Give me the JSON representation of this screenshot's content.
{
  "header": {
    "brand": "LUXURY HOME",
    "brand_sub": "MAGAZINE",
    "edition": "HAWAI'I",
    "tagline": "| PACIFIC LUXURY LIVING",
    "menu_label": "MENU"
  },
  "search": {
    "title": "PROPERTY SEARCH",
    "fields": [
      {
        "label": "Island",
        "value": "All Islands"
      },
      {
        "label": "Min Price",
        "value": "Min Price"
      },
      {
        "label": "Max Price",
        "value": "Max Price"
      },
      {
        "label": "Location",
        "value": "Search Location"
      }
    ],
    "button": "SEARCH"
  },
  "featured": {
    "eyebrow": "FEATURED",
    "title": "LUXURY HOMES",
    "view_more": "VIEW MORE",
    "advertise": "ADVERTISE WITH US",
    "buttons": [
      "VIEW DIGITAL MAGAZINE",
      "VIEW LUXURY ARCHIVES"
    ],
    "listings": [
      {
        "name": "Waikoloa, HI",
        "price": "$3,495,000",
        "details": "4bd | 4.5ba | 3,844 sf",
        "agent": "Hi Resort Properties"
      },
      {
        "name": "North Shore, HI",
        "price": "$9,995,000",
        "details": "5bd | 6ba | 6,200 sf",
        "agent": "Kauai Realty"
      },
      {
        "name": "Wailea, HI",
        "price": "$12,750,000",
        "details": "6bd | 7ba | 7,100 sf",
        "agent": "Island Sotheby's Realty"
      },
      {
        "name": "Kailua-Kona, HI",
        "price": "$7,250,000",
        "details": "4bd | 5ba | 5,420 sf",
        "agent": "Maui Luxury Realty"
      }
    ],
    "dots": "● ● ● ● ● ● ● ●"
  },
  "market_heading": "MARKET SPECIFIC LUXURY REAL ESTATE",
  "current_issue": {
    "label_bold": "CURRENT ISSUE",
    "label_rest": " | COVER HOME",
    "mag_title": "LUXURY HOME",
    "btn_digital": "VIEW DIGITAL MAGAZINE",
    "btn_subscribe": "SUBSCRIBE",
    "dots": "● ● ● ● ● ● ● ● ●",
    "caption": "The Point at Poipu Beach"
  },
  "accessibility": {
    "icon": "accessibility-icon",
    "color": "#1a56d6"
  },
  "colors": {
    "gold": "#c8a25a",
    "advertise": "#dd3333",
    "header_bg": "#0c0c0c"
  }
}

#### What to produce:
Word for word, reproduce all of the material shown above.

#### Solution for this task:
Give me the JSON representation of this screenshot's content.
{
  "header": {
    "brand": "LUXURY HOME",
    "brand_sub": "MAGAZINE",
    "edition": "HAWAI'I",
    "tagline": "| PACIFIC LUXURY LIVING",
    "menu_label": "MENU"
  },
  "search": {
    "title": "PROPERTY SEARCH",
    "fields": [
      {
        "label": "Island",
        "value": "All Islands"
      },
      {
        "label": "Min Price",
        "value": "Min Price"
      },
      {
        "label": "Max Price",
        "value": "Max Price"
      },
      {
        "label": "Location",
        "value": "Search Location"
      }
    ],
    "button": "SEARCH"
  },
  "featured": {
    "eyebrow": "FEATURED",
    "title": "LUXURY HOMES",
    "view_more": "VIEW MORE",
    "advertise": "ADVERTISE WITH US",
    "buttons": [
      "VIEW DIGITAL MAGAZINE",
      "VIEW LUXURY ARCHIVES"
    ],
    "listings": [
      {
        "name": "Waikoloa, HI",
        "price": "$3,495,000",
        "details": "4bd | 4.5ba | 3,844 sf",
        "agent": "Hi Resort Properties"
      },
      {
        "name": "North Shore, HI",
        "price": "$9,995,000",
        "details": "5bd | 6ba | 6,200 sf",
        "agent": "Kauai Realty"
      },
      {
        "name": "Wailea, HI",
        "price": "$12,750,000",
        "details": "6bd | 7ba | 7,100 sf",
        "agent": "Island Sotheby's Realty"
      },
      {
        "name": "Kailua-Kona, HI",
        "price": "$7,250,000",
        "details": "4bd | 5ba | 5,420 sf",
        "agent": "Maui Luxury Realty"
      }
    ],
    "dots": "● ● ● ● ● ● ● ●"
  },
  "market_heading": "MARKET SPECIFIC LUXURY REAL ESTATE",
  "current_issue": {
    "label_bold": "CURRENT ISSUE",
    "label_rest": " | COVER HOME",
    "mag_title": "LUXURY HOME",
    "btn_digital": "VIEW DIGITAL MAGAZINE",
    "btn_subscribe": "SUBSCRIBE",
    "dots": "● ● ● ● ● ● ● ● ●",
    "caption": "The Point at Poipu Beach"
  },
  "accessibility": {
    "icon": "accessibility-icon",
    "color": "#1a56d6"
  },
  "colors": {
    "gold": "#c8a25a",
    "advertise": "#dd3333",
    "header_bg": "#0c0c0c"
  }
}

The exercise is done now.